A research team at Worcester Polytechnic Institute (WPI) has developed a revolutionary, light-activated semiconductor nanocomposite material that can be used...

Im Focus: Diamonds aren't forever: Sandia, Harvard team create first quantum computer bridge

By forcefully embedding two silicon atoms in a diamond matrix, Sandia researchers have demonstrated for the first time on a single chip all the components needed to create a quantum bridge to link quantum computers together.

"People have already built small quantum computers," says Sandia researcher Ryan Camacho. "Maybe the first useful one won't be a single giant quantum computer...

Im Focus: New Products - Highlights of COMPAMED 2016

COMPAMED has become the leading international marketplace for suppliers of medical manufacturing. The trade fair, which takes place every November and is co-located to MEDICA in Dusseldorf, has been steadily growing over the past years and shows that medical technology remains a rapidly growing market.

In 2016, the joint pavilion by the IVAM Microtechnology Network, the Product Market “High-tech for Medical Devices”, will be located in Hall 8a again and will...

All Focus news of the innovation-report >>>



Event News

#IC2S2: When Social Science meets Computer Science - GESIS will host the IC2S2 conference 2017

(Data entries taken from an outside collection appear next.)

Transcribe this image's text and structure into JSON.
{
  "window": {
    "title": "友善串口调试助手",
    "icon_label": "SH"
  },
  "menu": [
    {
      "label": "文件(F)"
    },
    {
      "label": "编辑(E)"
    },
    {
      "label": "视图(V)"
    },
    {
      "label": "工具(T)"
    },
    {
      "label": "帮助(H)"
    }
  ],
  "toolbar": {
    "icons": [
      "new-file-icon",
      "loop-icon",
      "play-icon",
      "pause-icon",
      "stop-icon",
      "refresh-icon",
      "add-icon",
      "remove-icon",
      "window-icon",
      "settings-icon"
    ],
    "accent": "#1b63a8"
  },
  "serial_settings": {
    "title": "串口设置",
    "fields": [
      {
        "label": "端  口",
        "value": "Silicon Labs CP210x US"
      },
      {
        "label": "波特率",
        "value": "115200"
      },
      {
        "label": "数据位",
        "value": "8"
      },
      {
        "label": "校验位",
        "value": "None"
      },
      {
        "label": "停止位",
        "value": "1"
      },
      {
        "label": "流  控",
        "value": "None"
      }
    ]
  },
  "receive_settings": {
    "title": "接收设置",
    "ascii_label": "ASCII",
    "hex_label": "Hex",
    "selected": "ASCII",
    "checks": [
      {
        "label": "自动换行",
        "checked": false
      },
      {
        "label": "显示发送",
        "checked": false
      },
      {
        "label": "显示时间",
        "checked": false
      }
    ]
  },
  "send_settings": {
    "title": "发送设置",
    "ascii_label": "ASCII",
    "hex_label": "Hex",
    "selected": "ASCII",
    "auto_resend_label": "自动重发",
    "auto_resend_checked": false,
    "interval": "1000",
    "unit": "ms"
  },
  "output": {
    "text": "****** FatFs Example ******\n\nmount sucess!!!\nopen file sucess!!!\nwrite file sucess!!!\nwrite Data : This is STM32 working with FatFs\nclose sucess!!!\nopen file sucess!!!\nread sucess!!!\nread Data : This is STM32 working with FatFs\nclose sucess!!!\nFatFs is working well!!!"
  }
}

14.10.2016 | Event News

Agricultural Trade Developments and Potentials in Central Asia and the South Caucasus

14.10.2016 | Event News

World Health Summit – Day Three: A Call to Action

12.10.2016 | Event News

Latest News

Oasis of life in the ice-covered central Arctic

24.10.2016 | Earth Sciences

‘Farming’ bacteria to boost growth in the oceans

24.10.2016 | Life Sciences

Light-driven atomic rotations excite magnetic waves

24.10.2016 | Physics and Astronomy

More VideoLinks >>>